When a PEO owner is ready to sell their business, there are some key areas in the process in which ownership should focus.
CIM & Information
The confidential information memorandum (CIM) and ancillary documents a seller provides prospective buyers will be the blueprint from which the buyer will establish interest and a preliminary valuation. This step should be carefully prepared by the seller.
The letter of intent received from the buyer(s) will illustrate valuation, equity roll, and earn out provisions among other things. A seller should play close attention to the provisions within the LOI prior to entering an exclusive process.
This will be a laborious process for the seller. It will detract from day to day operations and require focus, team alignment, meetings, vast communication, and data gathering. A seller should understand this process will be time consuming and be prepared to answer a plethora of questions and data requests.
Purchase Agreement & Ancillary Contracts
This is where the rubber meets the road. The seller and their Attorney(s) should scrutinize these documents to ensure alignment with previously agreed upon framework. Moreover, the seller should make sure they understand the provisions, reps & warranties, terms & conditions prior to executing the purchase agreement, employment contract, etc.
As previously discussed in the Type of Deal section of this article, it is important for the seller to understand, from the buyer’s perspective, what type of deal they will be (i.e. merger, platform, tuck-in, strategic, etc.). This will help remove unnecessary friction and/or delays in the integration process.
2nd Bite of the Apple
If an equity rollover is required by the buyer, a seller should discuss projected equity valuation with the buyer. While there are no guarantees on the exact monetary value their equity will be worth at a future date, the buyer should know what multiple they are looking to achieve upon their exit. Often the buyer has produced internal documents that show prospective exit valuations. This information, if obtained from the buyer, can help the seller understand what their equity might be worth in 5 years. Moreover, it will provide the seller with incentive to continue to drive their business forward in order to maximize their 2nd liquidity event.
The seller should understand the type of funding the buyer is utilizing (internal capital, debt, etc.). They should also be cognizant of any payments that will be required on a go forward basis, from their PEO as a result of the capital structure.
Culture alignment is important, especially with tuck-in acquisitions and mergers. To the best of their ability, a seller should know the buying PEO’s culture to ensure alignment and help smooth the process for future integration.
Go Forward Role
The seller is probably used to calling the shots for their organization. If their acquisition is a tuck-in scenario, they will likely report to the holding company CEO. This can be an adjustment for the seller and the owner should be cognizant of a modified role within the macro organization.

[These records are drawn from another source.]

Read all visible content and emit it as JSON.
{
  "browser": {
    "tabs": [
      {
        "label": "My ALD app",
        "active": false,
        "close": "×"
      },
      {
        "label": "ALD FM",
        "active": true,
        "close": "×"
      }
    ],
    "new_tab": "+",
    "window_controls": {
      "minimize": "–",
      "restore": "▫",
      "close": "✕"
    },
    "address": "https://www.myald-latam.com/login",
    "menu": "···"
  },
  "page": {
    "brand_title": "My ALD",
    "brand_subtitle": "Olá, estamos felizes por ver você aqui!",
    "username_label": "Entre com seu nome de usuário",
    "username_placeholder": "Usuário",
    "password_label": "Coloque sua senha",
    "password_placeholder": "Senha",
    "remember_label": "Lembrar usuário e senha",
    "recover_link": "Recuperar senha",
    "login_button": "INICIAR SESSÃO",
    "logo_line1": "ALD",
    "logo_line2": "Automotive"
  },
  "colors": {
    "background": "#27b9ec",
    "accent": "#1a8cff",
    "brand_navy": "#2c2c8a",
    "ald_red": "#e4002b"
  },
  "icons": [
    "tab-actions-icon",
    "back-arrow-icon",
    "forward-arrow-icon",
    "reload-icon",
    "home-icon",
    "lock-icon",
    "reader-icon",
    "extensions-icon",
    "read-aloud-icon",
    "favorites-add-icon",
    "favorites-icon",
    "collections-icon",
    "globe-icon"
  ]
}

Hopefully the information within this article provided you with some high-level insight into the M&A process along with some information on key areas of interest. If you have further questions, feel free to comment and we will do our best to respond in a timely manner. If you are interested in buying or selling a PEO, contact Rob Comeau using the contact information below.
This article covered the topic of PEO M&A and the flow a seller might expect within the PEO M&A process. To learn more about PEO M&A, you may contact Rob Comeau, CEO of Business Resource Center, Inc. BRCI specializes in PEO M&A, buy-side advisory services and business consulting for the PEO and private equity industries.